### Aim of the exercise
Which lines of the listing hold the string "Connection"? Show each of them.

### Records for the task
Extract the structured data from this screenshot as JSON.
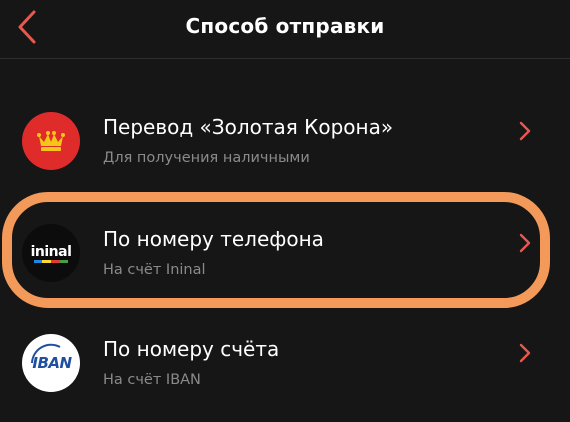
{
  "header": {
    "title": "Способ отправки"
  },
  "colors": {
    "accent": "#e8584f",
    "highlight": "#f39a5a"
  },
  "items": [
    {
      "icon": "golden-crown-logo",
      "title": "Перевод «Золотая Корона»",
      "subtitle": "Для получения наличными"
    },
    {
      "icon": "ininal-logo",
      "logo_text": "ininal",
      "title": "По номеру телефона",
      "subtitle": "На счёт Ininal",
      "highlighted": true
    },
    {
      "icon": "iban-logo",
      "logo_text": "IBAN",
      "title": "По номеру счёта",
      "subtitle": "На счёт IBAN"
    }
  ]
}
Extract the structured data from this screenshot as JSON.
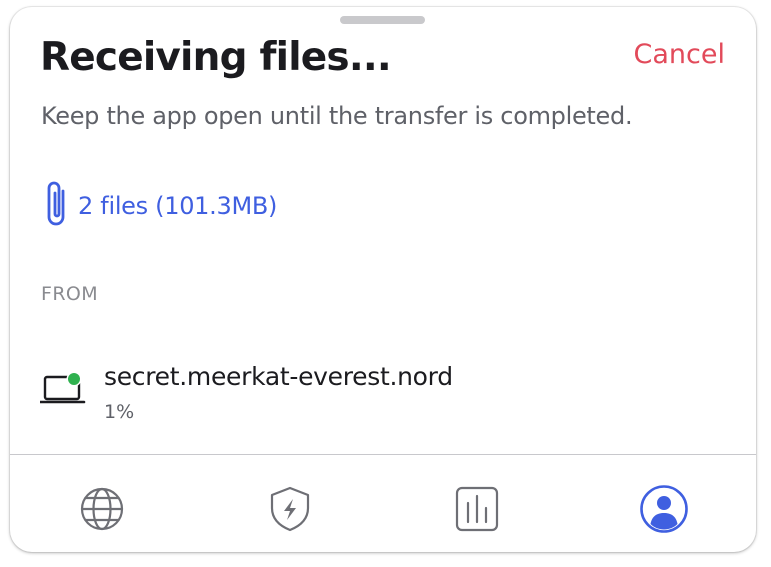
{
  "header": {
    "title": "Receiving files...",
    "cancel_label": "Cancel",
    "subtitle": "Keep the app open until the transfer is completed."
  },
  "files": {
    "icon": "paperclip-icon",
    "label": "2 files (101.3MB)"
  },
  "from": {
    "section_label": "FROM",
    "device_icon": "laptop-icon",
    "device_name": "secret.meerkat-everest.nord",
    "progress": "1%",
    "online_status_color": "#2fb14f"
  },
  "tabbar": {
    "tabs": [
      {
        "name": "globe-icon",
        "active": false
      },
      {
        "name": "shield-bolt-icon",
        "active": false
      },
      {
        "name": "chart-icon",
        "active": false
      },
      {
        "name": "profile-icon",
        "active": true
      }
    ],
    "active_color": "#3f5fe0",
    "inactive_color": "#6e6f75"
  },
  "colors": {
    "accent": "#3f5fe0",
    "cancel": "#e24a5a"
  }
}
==
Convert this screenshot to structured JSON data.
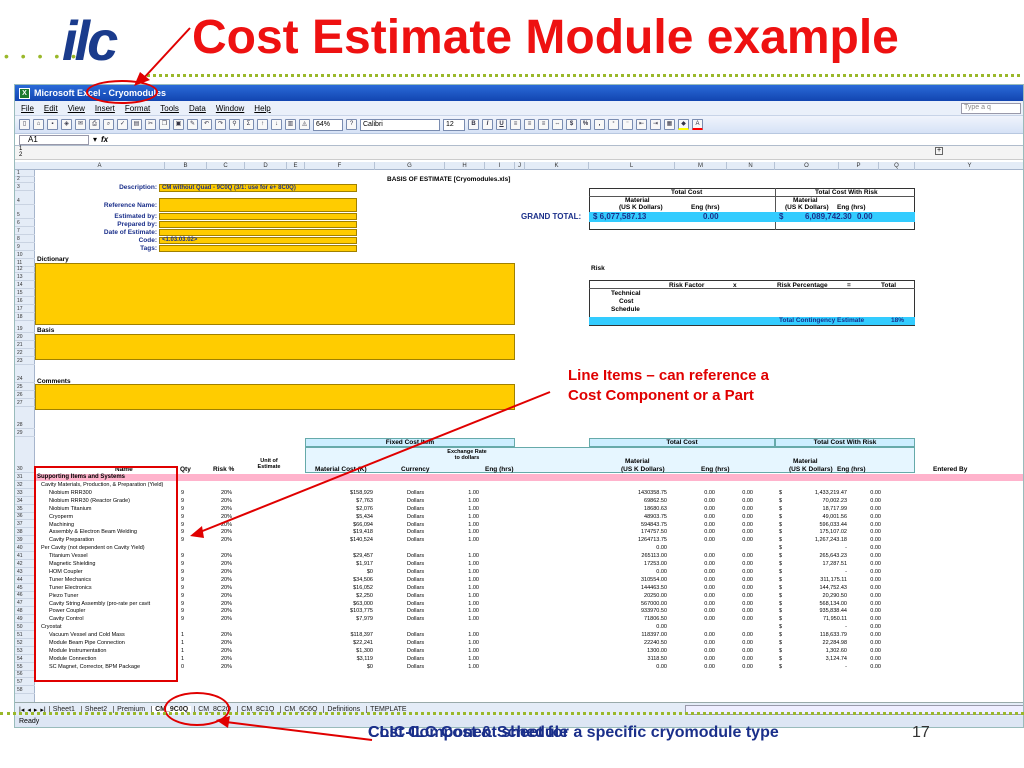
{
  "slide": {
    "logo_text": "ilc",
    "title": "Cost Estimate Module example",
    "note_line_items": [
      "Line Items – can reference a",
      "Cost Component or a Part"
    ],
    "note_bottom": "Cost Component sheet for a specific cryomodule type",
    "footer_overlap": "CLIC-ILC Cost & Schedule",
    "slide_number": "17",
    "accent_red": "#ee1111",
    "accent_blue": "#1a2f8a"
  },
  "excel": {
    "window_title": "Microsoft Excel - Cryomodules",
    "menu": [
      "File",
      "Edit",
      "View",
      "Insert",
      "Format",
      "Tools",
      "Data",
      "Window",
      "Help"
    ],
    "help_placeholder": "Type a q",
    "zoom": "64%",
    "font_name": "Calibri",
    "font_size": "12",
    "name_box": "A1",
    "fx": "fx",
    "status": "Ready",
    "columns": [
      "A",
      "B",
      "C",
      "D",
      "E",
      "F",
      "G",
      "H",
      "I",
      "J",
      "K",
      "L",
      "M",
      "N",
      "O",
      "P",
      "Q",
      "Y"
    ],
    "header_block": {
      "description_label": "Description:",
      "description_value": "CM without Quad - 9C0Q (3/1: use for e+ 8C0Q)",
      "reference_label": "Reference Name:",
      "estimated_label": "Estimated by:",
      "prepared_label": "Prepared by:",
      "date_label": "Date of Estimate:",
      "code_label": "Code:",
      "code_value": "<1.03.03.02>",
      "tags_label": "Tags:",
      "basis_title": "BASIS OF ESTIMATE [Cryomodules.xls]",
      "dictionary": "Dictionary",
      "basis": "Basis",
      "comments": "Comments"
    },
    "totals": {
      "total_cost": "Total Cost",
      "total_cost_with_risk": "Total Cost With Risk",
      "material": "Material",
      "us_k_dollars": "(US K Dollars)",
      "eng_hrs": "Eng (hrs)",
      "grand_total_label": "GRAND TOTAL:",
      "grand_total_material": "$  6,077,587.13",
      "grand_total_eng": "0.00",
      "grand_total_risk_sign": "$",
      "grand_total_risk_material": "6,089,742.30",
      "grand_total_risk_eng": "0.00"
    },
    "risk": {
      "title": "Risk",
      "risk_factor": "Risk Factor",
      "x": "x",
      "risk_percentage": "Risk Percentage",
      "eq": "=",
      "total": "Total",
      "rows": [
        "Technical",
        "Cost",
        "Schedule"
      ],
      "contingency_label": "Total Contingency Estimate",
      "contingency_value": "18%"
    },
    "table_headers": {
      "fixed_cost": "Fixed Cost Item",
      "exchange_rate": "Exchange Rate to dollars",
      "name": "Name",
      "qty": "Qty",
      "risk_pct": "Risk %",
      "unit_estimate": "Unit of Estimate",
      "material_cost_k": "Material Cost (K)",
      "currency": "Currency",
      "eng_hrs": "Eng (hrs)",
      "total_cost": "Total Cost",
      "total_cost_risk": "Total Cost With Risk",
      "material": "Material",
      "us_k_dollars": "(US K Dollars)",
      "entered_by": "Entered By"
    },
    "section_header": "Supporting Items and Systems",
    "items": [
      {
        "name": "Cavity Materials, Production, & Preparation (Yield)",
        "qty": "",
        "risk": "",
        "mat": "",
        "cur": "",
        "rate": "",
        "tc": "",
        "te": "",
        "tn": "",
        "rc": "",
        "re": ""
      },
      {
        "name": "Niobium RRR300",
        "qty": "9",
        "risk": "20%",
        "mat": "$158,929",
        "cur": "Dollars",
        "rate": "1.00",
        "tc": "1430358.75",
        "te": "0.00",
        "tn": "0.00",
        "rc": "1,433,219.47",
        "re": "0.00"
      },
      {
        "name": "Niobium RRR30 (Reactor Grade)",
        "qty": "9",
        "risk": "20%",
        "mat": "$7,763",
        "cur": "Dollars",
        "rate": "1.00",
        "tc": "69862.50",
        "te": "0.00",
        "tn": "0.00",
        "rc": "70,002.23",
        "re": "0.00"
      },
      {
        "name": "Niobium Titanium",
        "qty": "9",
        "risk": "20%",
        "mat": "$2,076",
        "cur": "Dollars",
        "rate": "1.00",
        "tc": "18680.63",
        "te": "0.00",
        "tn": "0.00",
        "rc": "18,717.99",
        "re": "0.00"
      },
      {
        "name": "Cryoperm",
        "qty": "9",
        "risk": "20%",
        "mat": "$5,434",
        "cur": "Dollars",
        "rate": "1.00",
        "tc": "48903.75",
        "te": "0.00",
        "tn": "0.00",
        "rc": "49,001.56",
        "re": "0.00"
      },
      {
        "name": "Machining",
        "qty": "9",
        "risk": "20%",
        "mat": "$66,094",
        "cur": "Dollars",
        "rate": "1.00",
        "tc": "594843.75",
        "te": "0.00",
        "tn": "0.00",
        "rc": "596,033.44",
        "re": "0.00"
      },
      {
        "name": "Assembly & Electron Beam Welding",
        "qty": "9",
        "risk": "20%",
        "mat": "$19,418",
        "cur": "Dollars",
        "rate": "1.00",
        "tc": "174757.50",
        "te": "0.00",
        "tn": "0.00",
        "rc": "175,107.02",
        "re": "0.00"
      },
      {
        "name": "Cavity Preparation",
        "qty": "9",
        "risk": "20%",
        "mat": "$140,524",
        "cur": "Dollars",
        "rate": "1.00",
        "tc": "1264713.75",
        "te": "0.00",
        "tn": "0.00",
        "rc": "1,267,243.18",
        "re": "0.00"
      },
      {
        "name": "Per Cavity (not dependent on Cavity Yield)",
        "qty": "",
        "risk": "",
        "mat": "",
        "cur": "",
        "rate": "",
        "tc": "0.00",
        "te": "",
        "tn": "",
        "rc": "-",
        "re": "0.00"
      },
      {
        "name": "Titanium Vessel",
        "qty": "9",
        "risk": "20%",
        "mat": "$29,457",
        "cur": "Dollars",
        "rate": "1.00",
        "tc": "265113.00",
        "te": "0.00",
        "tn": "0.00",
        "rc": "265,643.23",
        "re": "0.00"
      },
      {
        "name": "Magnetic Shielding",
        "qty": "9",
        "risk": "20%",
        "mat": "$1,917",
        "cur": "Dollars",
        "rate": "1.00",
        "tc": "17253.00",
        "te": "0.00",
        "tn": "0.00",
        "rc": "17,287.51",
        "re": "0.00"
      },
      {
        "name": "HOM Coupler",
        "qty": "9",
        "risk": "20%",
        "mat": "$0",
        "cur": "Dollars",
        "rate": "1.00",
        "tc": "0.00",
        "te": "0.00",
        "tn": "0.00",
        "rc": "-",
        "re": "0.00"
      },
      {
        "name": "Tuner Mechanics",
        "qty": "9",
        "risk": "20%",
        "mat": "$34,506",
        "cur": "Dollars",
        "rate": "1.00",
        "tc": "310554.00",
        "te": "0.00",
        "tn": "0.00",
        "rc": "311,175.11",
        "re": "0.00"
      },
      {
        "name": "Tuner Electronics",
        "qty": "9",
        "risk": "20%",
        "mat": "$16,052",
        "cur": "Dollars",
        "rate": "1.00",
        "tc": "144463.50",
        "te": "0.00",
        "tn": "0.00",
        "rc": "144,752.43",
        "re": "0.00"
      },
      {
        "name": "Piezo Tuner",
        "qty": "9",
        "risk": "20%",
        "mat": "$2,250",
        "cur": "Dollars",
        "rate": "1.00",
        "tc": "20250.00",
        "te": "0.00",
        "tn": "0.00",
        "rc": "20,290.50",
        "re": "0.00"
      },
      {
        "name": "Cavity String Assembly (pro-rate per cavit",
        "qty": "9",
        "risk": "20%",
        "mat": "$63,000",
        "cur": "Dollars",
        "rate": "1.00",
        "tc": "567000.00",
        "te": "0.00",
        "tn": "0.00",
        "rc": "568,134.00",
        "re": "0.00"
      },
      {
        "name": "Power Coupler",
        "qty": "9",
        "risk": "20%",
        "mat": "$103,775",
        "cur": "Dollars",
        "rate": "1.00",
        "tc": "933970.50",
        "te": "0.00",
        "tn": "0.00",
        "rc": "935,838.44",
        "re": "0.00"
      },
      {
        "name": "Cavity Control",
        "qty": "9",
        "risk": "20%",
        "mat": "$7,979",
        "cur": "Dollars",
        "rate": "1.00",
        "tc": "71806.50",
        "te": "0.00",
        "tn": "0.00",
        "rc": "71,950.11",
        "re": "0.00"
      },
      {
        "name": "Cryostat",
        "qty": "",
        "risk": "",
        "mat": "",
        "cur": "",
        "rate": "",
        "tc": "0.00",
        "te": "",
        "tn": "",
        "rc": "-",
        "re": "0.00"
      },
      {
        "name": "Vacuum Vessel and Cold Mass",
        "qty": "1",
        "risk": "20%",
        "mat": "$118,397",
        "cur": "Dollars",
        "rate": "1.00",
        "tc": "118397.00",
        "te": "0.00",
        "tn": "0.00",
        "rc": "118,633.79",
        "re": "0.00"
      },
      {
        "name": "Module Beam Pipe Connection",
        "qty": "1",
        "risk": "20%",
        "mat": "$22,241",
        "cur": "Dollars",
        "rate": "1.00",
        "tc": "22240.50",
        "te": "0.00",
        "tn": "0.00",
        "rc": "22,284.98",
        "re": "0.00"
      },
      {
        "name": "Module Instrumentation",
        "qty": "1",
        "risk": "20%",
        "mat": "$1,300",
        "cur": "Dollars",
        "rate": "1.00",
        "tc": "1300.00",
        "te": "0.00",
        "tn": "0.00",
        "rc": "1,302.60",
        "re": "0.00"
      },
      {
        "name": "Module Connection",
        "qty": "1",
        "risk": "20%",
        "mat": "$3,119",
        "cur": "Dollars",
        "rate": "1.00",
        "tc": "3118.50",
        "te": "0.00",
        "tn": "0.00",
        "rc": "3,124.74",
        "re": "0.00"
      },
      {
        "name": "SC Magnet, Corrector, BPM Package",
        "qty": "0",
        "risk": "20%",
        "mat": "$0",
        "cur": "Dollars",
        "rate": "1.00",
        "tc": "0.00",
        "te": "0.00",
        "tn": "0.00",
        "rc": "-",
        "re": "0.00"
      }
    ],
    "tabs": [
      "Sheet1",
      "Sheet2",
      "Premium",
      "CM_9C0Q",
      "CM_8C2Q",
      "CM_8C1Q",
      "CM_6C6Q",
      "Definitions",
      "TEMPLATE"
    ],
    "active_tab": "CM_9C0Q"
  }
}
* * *
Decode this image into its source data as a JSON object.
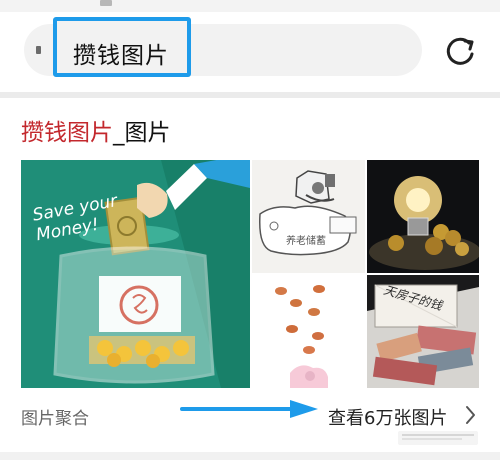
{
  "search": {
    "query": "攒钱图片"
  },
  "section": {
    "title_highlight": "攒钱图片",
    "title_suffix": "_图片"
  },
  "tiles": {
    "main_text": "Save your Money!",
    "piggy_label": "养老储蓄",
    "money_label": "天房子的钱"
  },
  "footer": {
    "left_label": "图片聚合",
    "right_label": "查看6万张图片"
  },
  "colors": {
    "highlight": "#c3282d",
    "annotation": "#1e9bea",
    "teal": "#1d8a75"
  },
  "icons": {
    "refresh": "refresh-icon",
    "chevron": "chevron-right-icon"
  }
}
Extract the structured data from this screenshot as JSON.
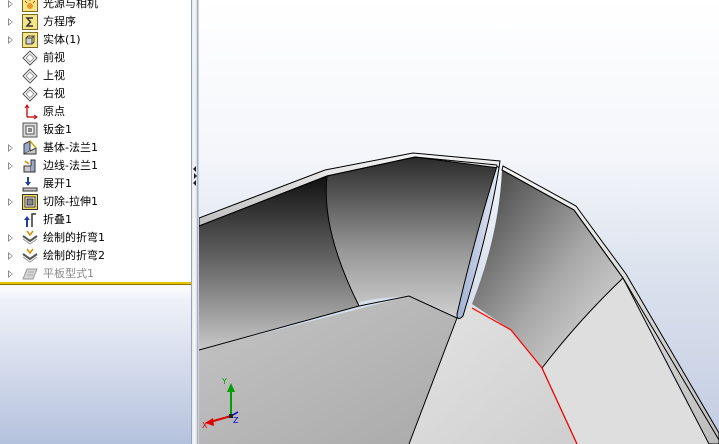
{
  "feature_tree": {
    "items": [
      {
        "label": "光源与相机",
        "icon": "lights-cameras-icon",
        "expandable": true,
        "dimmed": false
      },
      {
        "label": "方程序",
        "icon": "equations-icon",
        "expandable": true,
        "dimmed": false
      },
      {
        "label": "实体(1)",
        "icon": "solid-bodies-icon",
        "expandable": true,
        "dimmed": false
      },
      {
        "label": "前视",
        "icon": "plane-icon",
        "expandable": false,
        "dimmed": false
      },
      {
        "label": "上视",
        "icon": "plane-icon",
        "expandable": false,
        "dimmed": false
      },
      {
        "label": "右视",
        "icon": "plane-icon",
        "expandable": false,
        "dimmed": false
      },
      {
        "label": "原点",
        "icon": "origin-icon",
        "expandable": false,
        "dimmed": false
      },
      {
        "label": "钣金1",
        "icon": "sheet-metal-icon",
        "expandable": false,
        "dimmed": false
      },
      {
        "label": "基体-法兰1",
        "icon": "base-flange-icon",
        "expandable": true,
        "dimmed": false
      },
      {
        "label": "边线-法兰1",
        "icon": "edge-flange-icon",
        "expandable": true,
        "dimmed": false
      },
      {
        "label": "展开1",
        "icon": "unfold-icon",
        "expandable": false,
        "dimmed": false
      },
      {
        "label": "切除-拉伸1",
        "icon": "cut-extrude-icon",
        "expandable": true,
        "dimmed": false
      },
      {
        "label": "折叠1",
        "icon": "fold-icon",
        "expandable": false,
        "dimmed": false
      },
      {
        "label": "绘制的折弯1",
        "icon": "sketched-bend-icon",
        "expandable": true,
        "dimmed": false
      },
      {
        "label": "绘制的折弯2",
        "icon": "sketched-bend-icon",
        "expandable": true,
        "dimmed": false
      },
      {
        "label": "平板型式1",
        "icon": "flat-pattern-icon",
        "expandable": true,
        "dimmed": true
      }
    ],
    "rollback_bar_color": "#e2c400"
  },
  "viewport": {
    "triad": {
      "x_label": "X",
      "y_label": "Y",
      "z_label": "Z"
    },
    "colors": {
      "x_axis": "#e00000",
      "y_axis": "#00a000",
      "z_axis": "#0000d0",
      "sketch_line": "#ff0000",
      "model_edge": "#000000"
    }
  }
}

### Output
        "name": "Module Beam Pipe Connection",
        "name": "Module Connection",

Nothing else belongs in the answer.